Or, Tyler’s Making Progress
The past half-year I’ve been consumed with dissertation preparations: narrowing down a topic, questioning that topic, narrowing it again, compiling a bibliography around which my comprehensive exams will be built, drafting a dissertation proposal, revising that proposal, and revising again, then again. And I’ve only really just begun. Now that my proposal has been approved by the graduate director in Idaho State’s Department of English and Philosophy, I have to tackle the real work. This includes 1) gutting the works on my exam lists so I can be ready for my comprehensive exams, which are tentatively scheduled for mid-may/early-June, and 2) beginning to draft my dissertation, which I’ve committed* to finish by the end of spring semester 2012.
But I digress.
This post is really meant to pass along that approved version of my dissertation proposal, which dissertation is titled (at this point)—drum roll, please—“Performative Poesis and the (Un)Making of the World: Alex Caldiero’s Sonosophy as Ethnography.”
Contrary to what I’ve written in the past about this all-consuming writing project (see here and here), I’ve moved away from a sole focus on Mormon poetry, though Mormonism as part of Caldiero’s cultural/performance heritage is at the heart of my interest in his work. As such, it will be a sustained presence in my dissertation. This change to writing about Caldiero was spurred on by, among other things, 1) recent efforts to archive, share, and discuss Caldiero’s work—including Torben Bernhard and Travis Low’s documentary The Sonosopher: Alex Caldiero in Life . . . in Sound (now available for pre-order from Ken Sanders Rare Books), Scott Abbott’s continued engagement with Caldiero, and the publication of Caldiero’s latest collection of poems, Poetry is Wanted Here—and 2) by my fascination with Caldiero in performance.
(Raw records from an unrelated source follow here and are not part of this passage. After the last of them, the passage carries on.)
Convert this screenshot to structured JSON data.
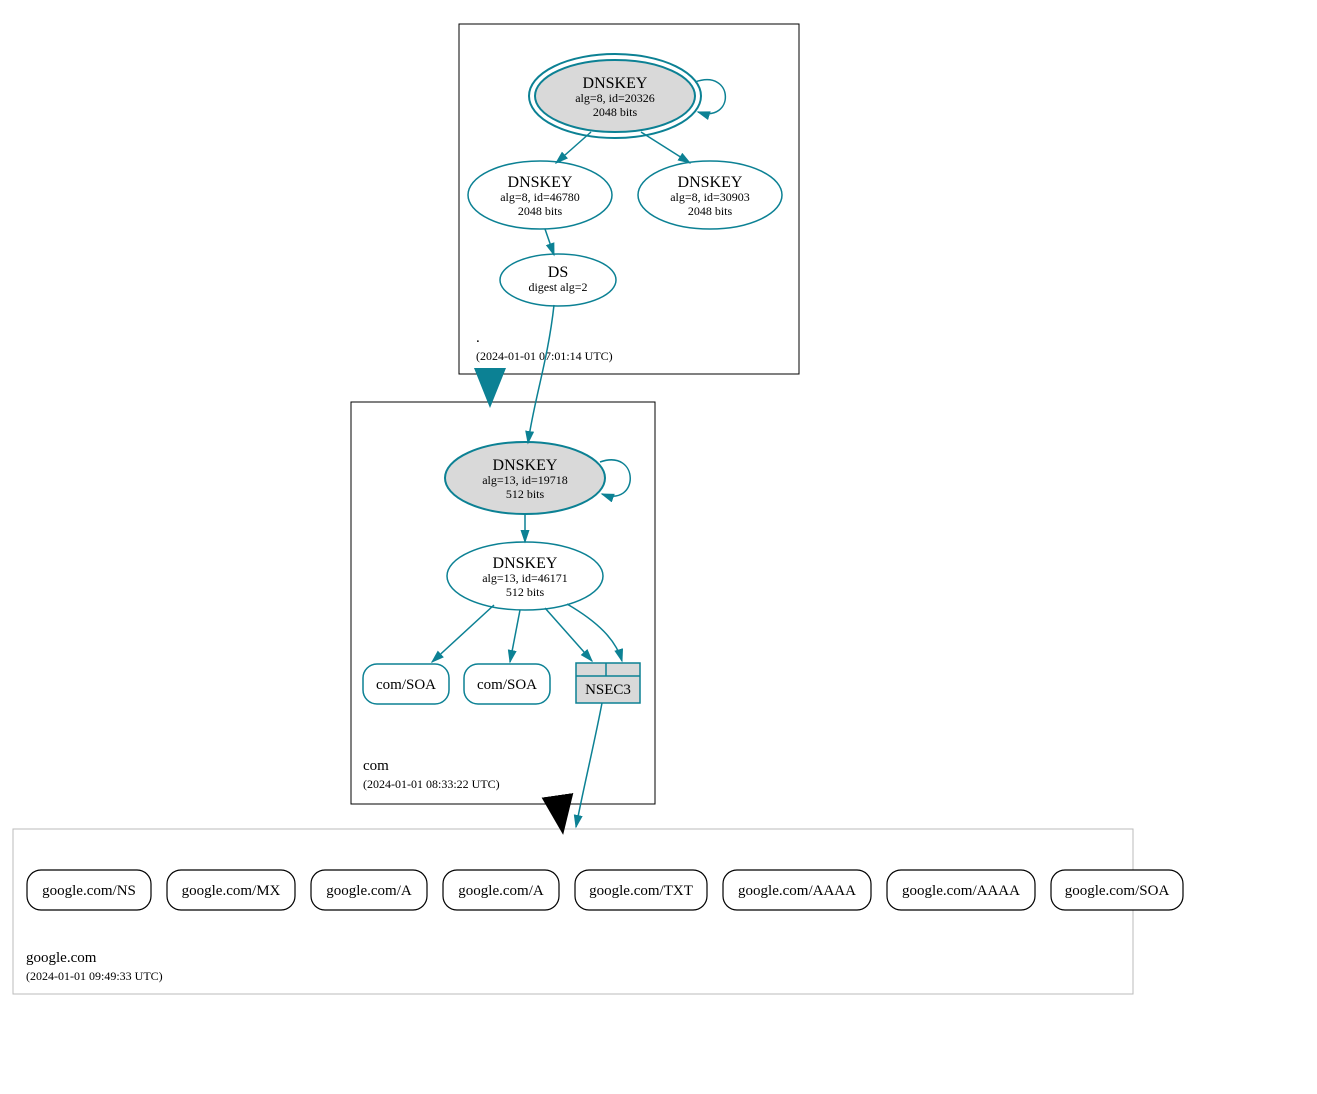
{
  "zones": {
    "root": {
      "label": ".",
      "timestamp": "(2024-01-01 07:01:14 UTC)"
    },
    "com": {
      "label": "com",
      "timestamp": "(2024-01-01 08:33:22 UTC)"
    },
    "google": {
      "label": "google.com",
      "timestamp": "(2024-01-01 09:49:33 UTC)"
    }
  },
  "nodes": {
    "root_ksk": {
      "title": "DNSKEY",
      "line2": "alg=8, id=20326",
      "line3": "2048 bits"
    },
    "root_zsk1": {
      "title": "DNSKEY",
      "line2": "alg=8, id=46780",
      "line3": "2048 bits"
    },
    "root_zsk2": {
      "title": "DNSKEY",
      "line2": "alg=8, id=30903",
      "line3": "2048 bits"
    },
    "root_ds": {
      "title": "DS",
      "line2": "digest alg=2"
    },
    "com_ksk": {
      "title": "DNSKEY",
      "line2": "alg=13, id=19718",
      "line3": "512 bits"
    },
    "com_zsk": {
      "title": "DNSKEY",
      "line2": "alg=13, id=46171",
      "line3": "512 bits"
    },
    "com_soa1": {
      "label": "com/SOA"
    },
    "com_soa2": {
      "label": "com/SOA"
    },
    "com_nsec3": {
      "label": "NSEC3"
    },
    "gc": [
      "google.com/NS",
      "google.com/MX",
      "google.com/A",
      "google.com/A",
      "google.com/TXT",
      "google.com/AAAA",
      "google.com/AAAA",
      "google.com/SOA"
    ]
  }
}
I’ve yet to see him perform live (one of the drawbacks of living in Idaho), but from what I hear and what I can sense of him in these online recordings, he asserts a powerful presence on the stage and has much to say about the making and maintaining of poetry, culture, language, and humanity. So I’m investing my scholarship in him and his performative poetics for at least the next seventeen or so months.
For anyone interested in reading my complete proposal (all 47 pages of it, including works cited and exam lists), here’s a full-text copy. And for those who’d appreciate the Reader’s Digest version, here’s a summary my advisor wrote when she wanted to help me be sure I was getting my point across (and I think her summary is spot on):
Alex Caldiero, a contemporary performance poet who lives in Utah, calls his poetics sonosophy, which literally means sound-wisdom. Sonosophy is a useful idea not just for understanding Caldiero but also for helping us understand other performance poets and performance itself. We can use performance theory to analyze Caldiero and sonosophy. This requires an ethnographic method (which is not what literary scholars usually do): transcribing the poetry to reveal how sound and movement are meaningful in the poetry, as well as the words, and analyzing meaning through relating the poetry to its performance arenas, to the contexts that Caldiero claims as influences, and to other applicable contexts such as the late 20th century performance art movement. This analysis reveals the expressive power of performance poetics. Ultimately, the analysis further reveals sonosophy as an auto-ethnographic practice through which Caldiero meaningfully questions his own culture and its assumptions.
Any feedback you’re willing to offer is welcome.
*To the only person that really matters: my wife.